“The concept of Jews as a ‘chosen people’ has often been misinterpreted as an expression of exclusivity,” Schwartz acknowledges. “But the prophets remind the people that being chosen does not mean divine favoritism, nor does it guarantee immunity from punishment; on the contrary, being ‘chosen’ means being held to a higher standard and thus being more intensely exposed to God’s judgment and chastisement.”
“An element of the Ten Commandments, ‘You shall not steal,’ along with the subsequent prohibition of coveting,” Schwartz suggests, “is a reminder not to make material gain the purpose of our lives.”
Concerns of the day
The concluding portion of Judaism & Global Survival at once has the least to do with the usual topics of ANIMALS 24-7 and most directly addresses the concerns of the day.
“I am fully and painfully aware of past intransigence in the Arab world,” Schwartz begins. “I know that hatred of Jews and Holocaust denial are taught in many Muslim schools, and that some governments and violent groups like Hamas refuse to acknowledge Israel’s right to exist. The many outrageous acts of terrorism by Palestinians must be condemned and steps to prevent them must be continued.
“However,” Schwartz continues, “since I am a Jew speaking primarily to fellow Jews, I want to focus on what I believe we, as Jews, should be doing to work for peace. Instead of each side demonizing the other, we need to seek common ground and ways to overcome obstacles to peace.”
“More die from air pollution than from terrorism”
After extensively discussing how this might be done, with extensive reference to traditional Jewish teachings that have parallels, though Schwartz does not mention them, in traditional Islamic teaching, Schwartz points out that, “Israel faces many environmental problems that are not being adequately addressed, largely because so much attention and resources are devoted to security concerns. Far more people die annually from air pollution in Israel than from terrorism and traffic accidents combined.”
Hopes Schwartz, “A resolution of the Israeli–Palestinian conflict would serve as a model for other trouble spots in the world.

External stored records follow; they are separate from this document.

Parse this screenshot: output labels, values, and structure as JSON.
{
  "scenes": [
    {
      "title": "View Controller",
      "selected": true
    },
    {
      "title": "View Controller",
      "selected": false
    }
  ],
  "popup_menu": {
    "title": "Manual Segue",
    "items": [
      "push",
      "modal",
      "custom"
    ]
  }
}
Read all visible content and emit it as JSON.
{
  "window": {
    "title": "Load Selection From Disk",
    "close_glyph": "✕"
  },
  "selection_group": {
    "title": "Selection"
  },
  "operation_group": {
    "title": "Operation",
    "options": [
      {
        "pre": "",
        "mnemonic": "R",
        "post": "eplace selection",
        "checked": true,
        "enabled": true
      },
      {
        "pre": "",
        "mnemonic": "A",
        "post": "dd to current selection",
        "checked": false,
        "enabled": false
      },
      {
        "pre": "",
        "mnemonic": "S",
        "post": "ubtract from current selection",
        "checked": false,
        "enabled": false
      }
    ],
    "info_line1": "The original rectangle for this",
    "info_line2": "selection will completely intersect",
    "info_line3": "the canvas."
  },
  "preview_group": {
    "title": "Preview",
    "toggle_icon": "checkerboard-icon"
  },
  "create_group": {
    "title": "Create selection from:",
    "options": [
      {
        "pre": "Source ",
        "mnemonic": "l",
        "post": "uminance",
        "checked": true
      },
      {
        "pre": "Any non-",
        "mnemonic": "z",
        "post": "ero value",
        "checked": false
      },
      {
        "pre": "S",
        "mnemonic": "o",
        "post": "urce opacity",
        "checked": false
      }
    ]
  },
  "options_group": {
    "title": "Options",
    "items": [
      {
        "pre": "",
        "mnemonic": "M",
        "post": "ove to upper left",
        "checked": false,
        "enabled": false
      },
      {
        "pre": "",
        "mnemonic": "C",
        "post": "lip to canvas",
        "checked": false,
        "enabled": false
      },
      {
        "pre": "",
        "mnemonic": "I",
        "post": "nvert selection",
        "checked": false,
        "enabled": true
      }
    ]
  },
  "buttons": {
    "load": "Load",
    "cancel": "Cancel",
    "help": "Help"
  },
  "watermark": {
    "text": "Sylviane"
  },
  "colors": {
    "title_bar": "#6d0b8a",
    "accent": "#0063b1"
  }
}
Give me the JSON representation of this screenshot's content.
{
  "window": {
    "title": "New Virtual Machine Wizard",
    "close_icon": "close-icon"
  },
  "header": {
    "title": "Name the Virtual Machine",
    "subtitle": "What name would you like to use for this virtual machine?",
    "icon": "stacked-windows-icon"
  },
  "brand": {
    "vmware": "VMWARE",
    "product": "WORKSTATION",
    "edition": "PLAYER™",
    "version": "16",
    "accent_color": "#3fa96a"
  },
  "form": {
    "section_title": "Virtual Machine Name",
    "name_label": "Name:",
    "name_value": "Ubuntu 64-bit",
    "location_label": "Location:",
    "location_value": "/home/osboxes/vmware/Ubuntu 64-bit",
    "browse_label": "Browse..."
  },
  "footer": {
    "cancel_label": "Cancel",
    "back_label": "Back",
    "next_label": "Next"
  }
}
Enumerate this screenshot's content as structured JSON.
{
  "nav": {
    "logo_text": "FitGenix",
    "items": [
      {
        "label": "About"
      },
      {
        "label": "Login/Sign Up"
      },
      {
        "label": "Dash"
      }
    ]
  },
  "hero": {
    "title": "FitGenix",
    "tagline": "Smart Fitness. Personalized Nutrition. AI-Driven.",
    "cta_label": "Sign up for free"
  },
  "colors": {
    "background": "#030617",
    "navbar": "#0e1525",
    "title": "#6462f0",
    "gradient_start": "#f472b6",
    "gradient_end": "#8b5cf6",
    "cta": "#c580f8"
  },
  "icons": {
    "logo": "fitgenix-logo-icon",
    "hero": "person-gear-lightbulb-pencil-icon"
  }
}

If Israelis and Palestinians—two peoples who have been at war for decades—can make peace, it could demonstrate that peace is possible everywhere.”
Rambling toward conclusion, Schwartz again argues, restating the major theme of his work for more than 30 years, that “Veganism and related issues should be put on the Jewish agenda since animal-based diets violate basic Jewish teachings on health, compassion, sharing, justice, environmental sustainability, and other values.
“Is it good for the planet?”
“Judaism is in many ways a radical religion,” Schwartz summarizes, but laments that “our Jewish schools and synagogues seem to be creating mainly conservative graduates, people unwilling to apply Jewish values to help shake an unjust status quo.
“Consistent with our prayers to a God of compassion, shouldn’t we feel more compassion toward all of God’s creatures?
“Shouldn’t the preservation of the global environment be given greater priority on the Jewish agenda?
Finishes Schwartz, “It is no longer enough to ask, ‘Is it good for the Jews?’ We must now also ask, ‘Is it good for the planet?’”
ANIMALS 24-7 hopes other elders of other cultures on the opposite sides of the world’s many war zones are having similar thoughts.